When you think of soil, you may think of a mixture, a surface, or even just dirt – you probably wouldn’t characterize it as “living.” However, treating soil like living, organic matter is exactly what landscapers and lawn care providers need to do in order to promote the health and longevity of their plants.
It’s not only a vehicle of growth for a variety of plants, but it also serves as a home to countless organisms that play an essential role in providing nutrients.
A Quick Look at the Human Microbiome
Human beings are consistently being told to watch their food and beverage intake by health care providers, dietitians, dentists, nutritionists, and coaches. Like plants, we have microorganisms in our body that are directly correlated to our health and livelihood.
These microorganisms, collectively called the human microbiome, improve our gut function and fight back against autoimmune diseases. They also respond to everything we consume, including overly-processed food and antibiotics.
You might be wondering, “What does this have to do with soil?” Let’s dig a little deeper.
The Devastation of the Soil Microbiome
If you understand how microorganisms impact human health, it’s easier to understand the relationship between microorganisms and soil. Just like the human body, soil depends on microorganisms to stay fertile and healthy.
There’s an entire community of bacteria and fungi that interact right underneath the surface of lawns and landscapes known as the soil microbiome. This community contributes to agriculture, climate regulation, and food production, and is essential to the productivity of plants. The soil microbiome can also conserve water, prevent soil erosion, and break down pollutants that negatively impact the environment.
Some species of bacteria require oxygen to thrive, others don’t; but their growth is dependent on the food that is available in soil. And instead of having to having to worry about a diet that’s high in fat, calories, or cholesterol, plant health is devastated when microorganisms “digest” too many chemical fertilizers, herbicides, pesticides, or fungicides.
Additionally, these microorganisms can increase the root zone of plants, allowing them to pull in more water and nutrients. An abundance of chemicals can produce the opposite effect, essentially “starving” your plants of the substances they need to thrive, like nitrogen and minerals.
How to Solve the Problem
It’s natural for humans to think of bacteria and fungi negatively, especially when their very nature is completely misunderstood. However, microorganisms play a key role in both human and soil heath, and may be one of the most valuable life forms on our green planet.

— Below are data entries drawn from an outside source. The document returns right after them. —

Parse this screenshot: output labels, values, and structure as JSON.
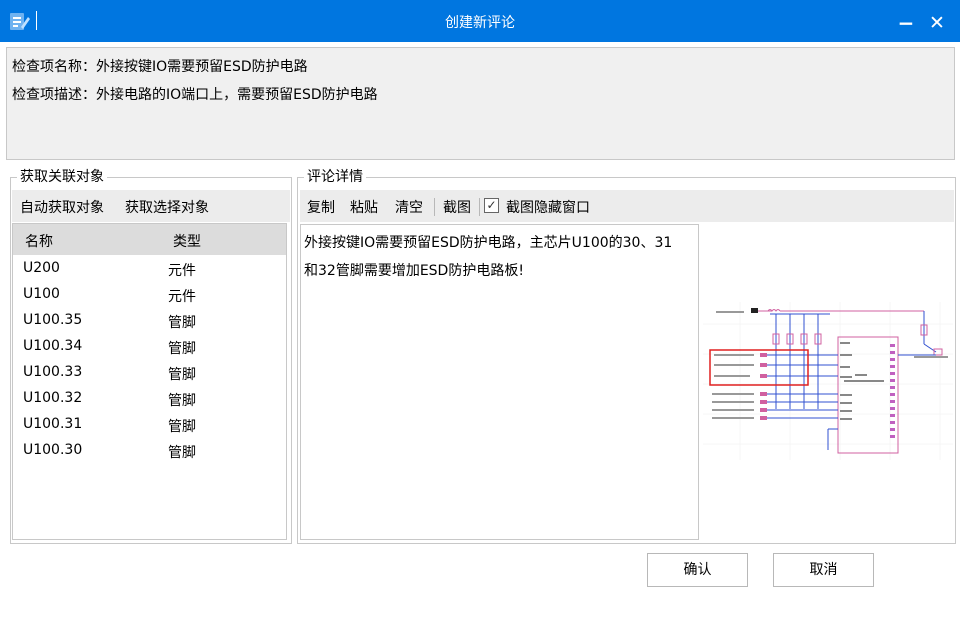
{
  "window": {
    "title": "创建新评论",
    "icon": "edit-note-icon",
    "minimize_glyph": "−",
    "close_glyph": "✕"
  },
  "check_item": {
    "name_line": "检查项名称：外接按键IO需要预留ESD防护电路",
    "desc_line": "检查项描述：外接电路的IO端口上，需要预留ESD防护电路"
  },
  "related": {
    "group_title": "获取关联对象",
    "auto_get_label": "自动获取对象",
    "get_selected_label": "获取选择对象",
    "columns": [
      "名称",
      "类型"
    ],
    "rows": [
      {
        "name": "U200",
        "type": "元件"
      },
      {
        "name": "U100",
        "type": "元件"
      },
      {
        "name": "U100.35",
        "type": "管脚"
      },
      {
        "name": "U100.34",
        "type": "管脚"
      },
      {
        "name": "U100.33",
        "type": "管脚"
      },
      {
        "name": "U100.32",
        "type": "管脚"
      },
      {
        "name": "U100.31",
        "type": "管脚"
      },
      {
        "name": "U100.30",
        "type": "管脚"
      }
    ]
  },
  "comment": {
    "group_title": "评论详情",
    "copy_label": "复制",
    "paste_label": "粘贴",
    "clear_label": "清空",
    "screenshot_label": "截图",
    "hide_window_checked": true,
    "hide_window_label": "截图隐藏窗口",
    "text_line1": "外接按键IO需要预留ESD防护电路，主芯片U100的30、31",
    "text_line2": "和32管脚需要增加ESD防护电路板!"
  },
  "actions": {
    "confirm_label": "确认",
    "cancel_label": "取消"
  },
  "colors": {
    "titlebar": "#0076e0",
    "highlight_box": "#e02020",
    "schematic_pink": "#d060a0",
    "schematic_blue": "#3050d0"
  }
}
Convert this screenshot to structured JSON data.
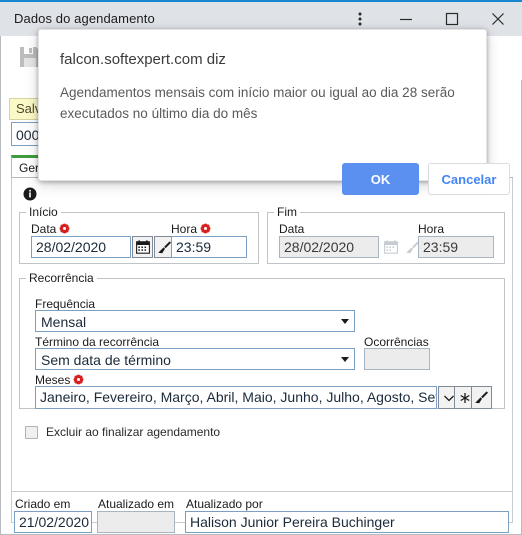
{
  "window": {
    "title": "Dados do agendamento",
    "controls": {
      "menu": "kebab-menu-icon",
      "minimize": "minimize-icon",
      "maximize": "maximize-icon",
      "close": "close-icon"
    },
    "accent_color": "#1a86d0",
    "titlebar_color": "#dfe3e8"
  },
  "toolbar": {
    "save_icon": "save-floppy-icon",
    "save_tooltip": "Salvar"
  },
  "form": {
    "code_value": "000",
    "tab_label": "Geral",
    "tab_accent_color": "#3e9b3e",
    "info_icon": "info-icon",
    "start_group": {
      "legend": "Início",
      "date_label": "Data",
      "date_value": "28/02/2020",
      "time_label": "Hora",
      "time_value": "23:59",
      "calendar_icon": "calendar-icon",
      "clear_icon": "eraser-brush-icon",
      "required_marker": "required-asterisk-icon"
    },
    "end_group": {
      "legend": "Fim",
      "date_label": "Data",
      "date_value": "28/02/2020",
      "time_label": "Hora",
      "time_value": "23:59",
      "calendar_icon": "calendar-icon",
      "clear_icon": "eraser-brush-icon"
    },
    "recurrence": {
      "legend": "Recorrência",
      "frequency_label": "Frequência",
      "frequency_value": "Mensal",
      "end_label": "Término da recorrência",
      "end_value": "Sem data de término",
      "occurrences_label": "Ocorrências",
      "occurrences_value": "",
      "months_label": "Meses",
      "months_value": "Janeiro, Fevereiro, Março, Abril, Maio, Junho, Julho, Agosto, Setembro",
      "chevron_icon": "chevron-down-icon",
      "asterisk_icon": "asterisk-icon",
      "clear_icon": "eraser-brush-icon",
      "required_marker": "required-asterisk-icon"
    },
    "delete_checkbox_label": "Excluir ao finalizar agendamento",
    "delete_checkbox_checked": false
  },
  "footer": {
    "created_label": "Criado em",
    "created_value": "21/02/2020",
    "updated_label": "Atualizado em",
    "updated_value": "",
    "updated_by_label": "Atualizado por",
    "updated_by_value": "Halison Junior Pereira Buchinger"
  },
  "dialog": {
    "origin": "falcon.softexpert.com diz",
    "message": "Agendamentos mensais com início maior ou igual ao dia 28 serão executados no último dia do mês",
    "ok_label": "OK",
    "cancel_label": "Cancelar",
    "ok_color": "#5b90f0",
    "cancel_text_color": "#4285f4"
  }
}
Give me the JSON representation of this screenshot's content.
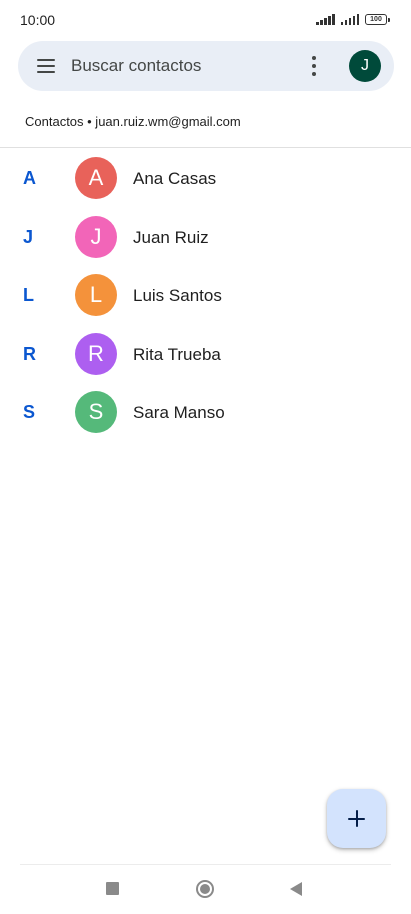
{
  "status_bar": {
    "time": "10:00",
    "battery": "100",
    "icons": [
      "signal-icon",
      "signal-icon",
      "battery-icon"
    ]
  },
  "search": {
    "placeholder": "Buscar contactos",
    "menu_icon": "menu-icon",
    "more_icon": "more-vert-icon",
    "account_initial": "J",
    "account_color": "#004a3a"
  },
  "account_label": "Contactos • juan.ruiz.wm@gmail.com",
  "contacts": [
    {
      "letter": "A",
      "initial": "A",
      "name": "Ana Casas",
      "color": "#e8625a"
    },
    {
      "letter": "J",
      "initial": "J",
      "name": "Juan Ruiz",
      "color": "#f265b8"
    },
    {
      "letter": "L",
      "initial": "L",
      "name": "Luis Santos",
      "color": "#f4923b"
    },
    {
      "letter": "R",
      "initial": "R",
      "name": "Rita Trueba",
      "color": "#ad5ff0"
    },
    {
      "letter": "S",
      "initial": "S",
      "name": "Sara Manso",
      "color": "#55b97a"
    }
  ],
  "fab": {
    "icon": "add-icon",
    "background": "#d3e3fd"
  },
  "navigation": {
    "icons": [
      "recents-icon",
      "home-icon",
      "back-icon"
    ]
  },
  "colors": {
    "section_letter": "#0b57d0",
    "search_background": "#e9eef6"
  }
}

Reintroducing the right bacteria and fungi into your soil (like you might introduce healthy alternatives into your diet) can help restore its fertility and the overall health of your plants. It’s critical for landscapers and lawn care providers to reduce their dependence on harmful chemicals and take a more organic approach. Additionally, microorganisms can decompose organic matter and degrade pesticides, meaning their presence in itself will continually contribute to the health and lifespan of plants.
Our goal is to provide landscapers, schools, and the agricultural industry with the knowledge and products they need to promote a healthy microbe population rather than threaten it. Our eco-friendly products work in tandem with microbes – rather than against them – to hold and convert the key nutrients in soil that plants depend on.